And it feels good, though it has put me behind on my NaNo novel.
In the past week I have been in the newspaper, on the radio, gone to the circus, braved Black Friday, gotten a Christmas tree and, of course, celebrated Thanksgiving, at which time I also learned how to play Guitar Hero, which is really, really cool. So, what do you want to hear about first?
Guitar hero? I thought so. Well, I sucked rocks compared to my bother and his kids, but that is to be expected since it is their game system and they’ve had a little more practice. It was, however, wildly fun, and would have been even more so had I not spent most of the day trying to get rid of a headache (which luckily was not of the migraine variety). Anyway, I just need to practice up and then lose fifteen or twenty pounds so that I can fit back into those old red, pleather pants (don’t ask — I really don’t know why I ever bought them), and then I’ll really rock.

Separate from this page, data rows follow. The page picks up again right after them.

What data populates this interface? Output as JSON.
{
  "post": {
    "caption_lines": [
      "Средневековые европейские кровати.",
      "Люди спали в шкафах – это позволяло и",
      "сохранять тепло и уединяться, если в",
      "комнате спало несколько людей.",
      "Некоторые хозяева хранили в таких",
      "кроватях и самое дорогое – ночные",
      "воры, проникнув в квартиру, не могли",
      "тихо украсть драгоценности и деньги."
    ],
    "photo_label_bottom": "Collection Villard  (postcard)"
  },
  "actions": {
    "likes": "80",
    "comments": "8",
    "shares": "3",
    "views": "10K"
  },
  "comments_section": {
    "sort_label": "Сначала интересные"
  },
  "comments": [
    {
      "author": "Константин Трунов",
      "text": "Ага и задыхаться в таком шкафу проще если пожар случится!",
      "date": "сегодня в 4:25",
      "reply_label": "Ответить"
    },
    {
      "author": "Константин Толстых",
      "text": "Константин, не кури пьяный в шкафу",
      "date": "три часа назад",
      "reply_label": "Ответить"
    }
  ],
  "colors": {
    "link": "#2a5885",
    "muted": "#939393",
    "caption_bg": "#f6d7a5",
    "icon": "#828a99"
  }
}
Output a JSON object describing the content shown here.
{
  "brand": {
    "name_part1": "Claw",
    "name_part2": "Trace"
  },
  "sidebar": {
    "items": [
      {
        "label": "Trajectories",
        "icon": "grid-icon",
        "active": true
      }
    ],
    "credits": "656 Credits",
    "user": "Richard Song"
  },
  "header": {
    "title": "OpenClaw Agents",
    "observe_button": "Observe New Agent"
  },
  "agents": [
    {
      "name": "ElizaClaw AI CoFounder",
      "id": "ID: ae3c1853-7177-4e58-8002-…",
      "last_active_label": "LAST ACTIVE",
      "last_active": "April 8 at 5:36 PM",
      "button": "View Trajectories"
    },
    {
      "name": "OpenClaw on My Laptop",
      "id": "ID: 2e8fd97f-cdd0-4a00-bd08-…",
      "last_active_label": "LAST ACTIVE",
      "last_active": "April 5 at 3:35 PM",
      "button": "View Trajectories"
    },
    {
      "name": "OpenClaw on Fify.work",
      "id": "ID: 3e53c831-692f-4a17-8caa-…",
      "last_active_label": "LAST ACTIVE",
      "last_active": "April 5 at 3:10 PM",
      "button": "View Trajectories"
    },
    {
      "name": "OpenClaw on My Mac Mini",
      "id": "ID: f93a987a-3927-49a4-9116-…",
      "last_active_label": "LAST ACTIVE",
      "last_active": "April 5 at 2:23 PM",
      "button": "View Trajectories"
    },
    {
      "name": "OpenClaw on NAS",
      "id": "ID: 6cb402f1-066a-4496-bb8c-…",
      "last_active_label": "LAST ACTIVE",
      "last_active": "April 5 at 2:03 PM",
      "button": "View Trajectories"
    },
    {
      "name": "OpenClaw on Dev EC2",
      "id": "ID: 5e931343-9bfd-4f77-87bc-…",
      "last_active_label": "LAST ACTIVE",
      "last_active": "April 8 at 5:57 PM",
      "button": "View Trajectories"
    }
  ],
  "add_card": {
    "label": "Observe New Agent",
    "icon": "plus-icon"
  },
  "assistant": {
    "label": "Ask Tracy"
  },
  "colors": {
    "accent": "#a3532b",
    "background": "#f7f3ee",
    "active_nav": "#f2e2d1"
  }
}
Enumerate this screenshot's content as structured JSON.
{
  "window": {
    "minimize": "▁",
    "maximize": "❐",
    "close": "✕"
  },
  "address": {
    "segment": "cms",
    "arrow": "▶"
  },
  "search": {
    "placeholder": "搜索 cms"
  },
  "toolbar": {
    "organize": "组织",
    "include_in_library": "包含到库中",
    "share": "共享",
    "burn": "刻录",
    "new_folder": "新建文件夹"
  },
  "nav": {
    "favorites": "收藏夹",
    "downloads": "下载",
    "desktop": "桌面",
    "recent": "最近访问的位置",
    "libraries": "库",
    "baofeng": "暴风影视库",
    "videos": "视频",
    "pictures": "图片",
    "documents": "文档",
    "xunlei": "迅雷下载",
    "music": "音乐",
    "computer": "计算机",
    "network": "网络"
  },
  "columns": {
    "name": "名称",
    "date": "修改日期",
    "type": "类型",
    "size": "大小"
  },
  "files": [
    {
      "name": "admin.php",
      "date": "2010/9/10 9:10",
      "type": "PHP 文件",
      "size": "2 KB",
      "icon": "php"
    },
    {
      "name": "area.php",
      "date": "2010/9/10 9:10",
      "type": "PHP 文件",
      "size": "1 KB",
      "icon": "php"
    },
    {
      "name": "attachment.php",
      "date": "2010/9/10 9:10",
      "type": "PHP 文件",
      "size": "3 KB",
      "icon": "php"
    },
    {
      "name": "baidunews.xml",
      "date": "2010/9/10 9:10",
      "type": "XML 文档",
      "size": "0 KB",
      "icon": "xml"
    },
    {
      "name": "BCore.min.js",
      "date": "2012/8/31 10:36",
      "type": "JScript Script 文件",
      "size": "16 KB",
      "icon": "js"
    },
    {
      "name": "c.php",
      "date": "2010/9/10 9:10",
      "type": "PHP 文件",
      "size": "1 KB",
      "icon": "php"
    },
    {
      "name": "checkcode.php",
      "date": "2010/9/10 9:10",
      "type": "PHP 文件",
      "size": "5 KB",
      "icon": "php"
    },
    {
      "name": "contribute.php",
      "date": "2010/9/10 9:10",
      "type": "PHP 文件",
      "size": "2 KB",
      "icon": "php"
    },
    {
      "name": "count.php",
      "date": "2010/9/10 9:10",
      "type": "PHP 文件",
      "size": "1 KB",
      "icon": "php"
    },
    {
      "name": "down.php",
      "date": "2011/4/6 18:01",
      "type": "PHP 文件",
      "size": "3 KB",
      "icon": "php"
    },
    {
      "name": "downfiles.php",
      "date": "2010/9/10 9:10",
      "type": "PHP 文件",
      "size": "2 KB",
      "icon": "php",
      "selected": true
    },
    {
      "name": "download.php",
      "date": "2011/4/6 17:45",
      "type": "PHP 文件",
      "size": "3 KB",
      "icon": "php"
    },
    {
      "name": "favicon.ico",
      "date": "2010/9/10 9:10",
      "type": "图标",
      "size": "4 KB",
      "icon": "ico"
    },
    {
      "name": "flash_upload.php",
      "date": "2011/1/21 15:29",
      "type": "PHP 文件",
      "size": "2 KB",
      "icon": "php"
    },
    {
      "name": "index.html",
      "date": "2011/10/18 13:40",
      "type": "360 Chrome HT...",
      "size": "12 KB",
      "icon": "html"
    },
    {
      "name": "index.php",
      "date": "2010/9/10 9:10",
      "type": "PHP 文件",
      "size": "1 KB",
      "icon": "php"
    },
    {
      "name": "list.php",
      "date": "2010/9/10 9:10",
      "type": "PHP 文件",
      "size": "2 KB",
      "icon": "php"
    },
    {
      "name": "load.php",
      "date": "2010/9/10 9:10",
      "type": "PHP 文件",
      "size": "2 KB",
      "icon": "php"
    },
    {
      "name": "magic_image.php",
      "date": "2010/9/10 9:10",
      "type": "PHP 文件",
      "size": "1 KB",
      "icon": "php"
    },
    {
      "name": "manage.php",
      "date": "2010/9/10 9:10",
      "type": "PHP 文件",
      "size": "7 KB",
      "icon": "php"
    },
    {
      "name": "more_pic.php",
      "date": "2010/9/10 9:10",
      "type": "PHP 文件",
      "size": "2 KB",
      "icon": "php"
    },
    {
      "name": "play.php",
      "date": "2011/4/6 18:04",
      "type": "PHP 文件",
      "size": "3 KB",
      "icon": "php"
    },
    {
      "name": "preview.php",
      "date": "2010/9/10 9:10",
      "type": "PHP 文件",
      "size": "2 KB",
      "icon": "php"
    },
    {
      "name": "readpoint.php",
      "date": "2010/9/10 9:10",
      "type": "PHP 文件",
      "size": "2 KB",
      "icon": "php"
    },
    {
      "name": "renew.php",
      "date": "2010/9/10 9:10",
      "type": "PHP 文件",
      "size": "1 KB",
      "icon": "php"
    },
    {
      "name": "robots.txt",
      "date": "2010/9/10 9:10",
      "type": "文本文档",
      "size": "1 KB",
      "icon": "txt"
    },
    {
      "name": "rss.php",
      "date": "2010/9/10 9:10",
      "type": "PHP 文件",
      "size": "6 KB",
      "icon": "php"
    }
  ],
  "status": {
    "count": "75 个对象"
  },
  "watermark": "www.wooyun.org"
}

Oh, Black Friday? Okay, I’ll fill you in there. I got up at 4:00 a.m. so that I could go get in line to buy my husband a combo birthday/Christmas gift that went on sale at 5:00 a.m. Luckily I had no problems getting it, didn’t even have to wait in line outside since the store is open 24 hours anyway, and McH is now the proud owner of a 37 inch flat panel HD TV. I know, I know, some of you are thinking, “Thirty-seven inches, big whoop,” but for him it is. The largest t.v. we have ever owned in our 11 years of marriage is a 27 inch screen that we got when my grandfather died and nobody else wanted his t.v. The previous television was a 25 inch screen that my mother-in-law and one of my sisters-in-law got for McH as a graduation present when he got his bachelor’s degree six or seven years ago. They insisted on getting him that because, up until then, and I am not kidding here, we just had a 13 inch screen that came with him when I married him. So, you know, a 37 inch flat panel that can be hung from the wall, well, he’s finally feeling like a real man.
The circus? Well, it was the circus, and the kids had a great time, even though we wouldn’t buy them any $20 souvenir spinning light thingies. We also wouldn’t buy the $8 lemonade because, dude, I just spent all our money on a television set.
What? Oh, you’re really wanting to know what’s with me and all the media attention? Well, okay, but it’s not nearly as glamorous as it sounds. And no, I didn’t murder anyone either. Geesh! You people.
It’s like this: my sister works with the 12-18 year-old-girls in her ward (congregation) and she had been trying to come up with a service project they could do. Hearing that there weren’t a lot of baby toys in Quinn’s orphanage, and knowing that internationally adopted children often go to their new families with no familiar comfort objects from their “previous” life, she came up with this idea:
I mean, she didn’t invent them or anything, but she found the pattern and got her congregation to donate tons of fabric, and now she and the girls (with a lot of help from our mother and very minimal help from me) have been making these. When McH and my mother finally get to go to Vietnam to pick up Quinn, they will squash as many of these things into their suitcases as they can to give to the children at the orphanage. Our hope is that the children will be allowed to keep their own blankie buddy so that they will have a familiar comfort item to take with them no matter where life takes them. I just remember how sad it was when Tank Boy came home from Korea with nothing but the clothes on his back and a bottle. He was terrified and had nothing familiar (even though we’d sent a blanket to him while he was in foster care).
This picture shows four of them (obviously) but they have made about 20 so far. There are other animals, too: frogs, elephants, moose, sheep (that was my minimal help to date — I cut out the heads for two sheep — and yes, I cut them out not off, nobody is decapitating stuffed animals), and I think hippos and cats. They have made more than they probably can take, and they have the fabric to make many more. They are going to keep making them until they run out of fabric, and whatever they can’t take I’ll send over with other families from our agency who want to take them.
So, anyway, we made the front page of one of the local dailies. Actually, the picture was of my mother and all of my kids and my sister’s kids, but the article quoted me and my sister. One of the local radio personalities at a very small local radio station saw the article and invited us in for a half hour or so. We got to talk about Blankie Buddies and domestic (my sister) and international (me) adoption. The radio host asked brilliant questions, such as “So, would you recommend adoption to others?” and I made sparkling, witty comments such as, “It’s not like going to McDonalds and ordering a hamburger, you can’t just say ‘I want a child like this and this, but not that’.” I’m sure all of 20 people actually heard the show, but it was fun anyway.
Now I must go get the Christmas tree decorating under way before my children explode, or mutiny, or something.
And George, if you’re out there, Tewt the Newt says happy belated Thanksgiving.